“Each one has a share in the co-op,” said Nelson. “They send their fiber to us -- and we do not pay for it -- they contribute their fiber, and then we make their products and then buy their products back at a low price and then sell it for their profit.”
Alpaca fleece is growing in popularity, but according to Nelson, it could be a little while before the supply can meet the demands of larger corporations.
“I don’t know exactly, but I would say five years,” she said. “If our members all send their fiber in, we could probably do it now, but they don’t. They have other things they do with their fiber.”
Nelson says growth in the alpaca fleece market could be a boon for the US economy, as American-made materials would be moving with US dollars.
Attendance for this weekend’s event also benefits the local economy, due to the number of visitors from other states showcasing their alpacas. Alpaca Owners’ Association Executive Director Darby Vannier says Fort Wayne is the perfect spot to host the show.
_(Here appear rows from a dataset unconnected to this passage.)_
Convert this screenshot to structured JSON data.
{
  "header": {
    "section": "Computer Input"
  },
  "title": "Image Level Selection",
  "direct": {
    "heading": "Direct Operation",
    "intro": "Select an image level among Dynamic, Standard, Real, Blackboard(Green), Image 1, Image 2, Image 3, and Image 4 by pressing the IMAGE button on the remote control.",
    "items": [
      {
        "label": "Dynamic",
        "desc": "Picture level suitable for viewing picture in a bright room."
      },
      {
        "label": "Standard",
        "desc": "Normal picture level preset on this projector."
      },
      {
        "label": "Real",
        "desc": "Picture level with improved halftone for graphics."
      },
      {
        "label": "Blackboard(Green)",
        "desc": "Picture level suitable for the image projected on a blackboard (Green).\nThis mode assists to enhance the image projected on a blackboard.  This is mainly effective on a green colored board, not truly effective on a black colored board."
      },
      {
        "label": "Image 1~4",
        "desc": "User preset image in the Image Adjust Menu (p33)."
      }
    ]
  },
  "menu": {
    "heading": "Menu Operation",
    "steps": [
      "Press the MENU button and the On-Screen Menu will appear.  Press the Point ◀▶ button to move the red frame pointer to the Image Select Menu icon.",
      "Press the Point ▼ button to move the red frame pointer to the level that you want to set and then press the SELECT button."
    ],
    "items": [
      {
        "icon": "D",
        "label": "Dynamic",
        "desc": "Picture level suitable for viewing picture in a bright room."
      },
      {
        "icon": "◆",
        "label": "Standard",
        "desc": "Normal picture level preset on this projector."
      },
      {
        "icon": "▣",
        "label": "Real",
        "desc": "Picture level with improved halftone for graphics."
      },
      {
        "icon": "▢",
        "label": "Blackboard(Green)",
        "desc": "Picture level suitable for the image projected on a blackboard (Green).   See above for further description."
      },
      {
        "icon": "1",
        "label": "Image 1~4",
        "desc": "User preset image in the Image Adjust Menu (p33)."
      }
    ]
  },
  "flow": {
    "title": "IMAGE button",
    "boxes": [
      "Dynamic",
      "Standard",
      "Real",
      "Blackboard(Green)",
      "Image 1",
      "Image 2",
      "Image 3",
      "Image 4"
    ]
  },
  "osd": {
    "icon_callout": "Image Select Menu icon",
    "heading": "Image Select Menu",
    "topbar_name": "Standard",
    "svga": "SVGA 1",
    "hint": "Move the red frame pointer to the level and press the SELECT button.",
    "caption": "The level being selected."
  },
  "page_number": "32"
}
“The national show was here in 2010 in this facility,” Vannier said. “We were looking to come back east, and this is a good location because there’s a big population of alpacas in this area. Ohio, Indiana. So we have a good draw of alpaca owners and breeders to make it close enough for them.”
Organizers of the show projected upwards of $500,000 would be funnelled into the city’s economy from the event alone, but according to Vannier, that number doesn’t include visitors’ movement around the city.
“When we come in for the national show, obviously we have a fairly decent-sized impact in Indiana and in Fort Wayne in particular just because we bring so many people in,” he said. “People are buying food and fuel and hotels and all of that sort of thing, as well.”
Vendors were also at the show selling novelty items made from alpaca fleece… And based on alpacas’ growing popularity around the country, those items may not be considered “novelties” for much longer.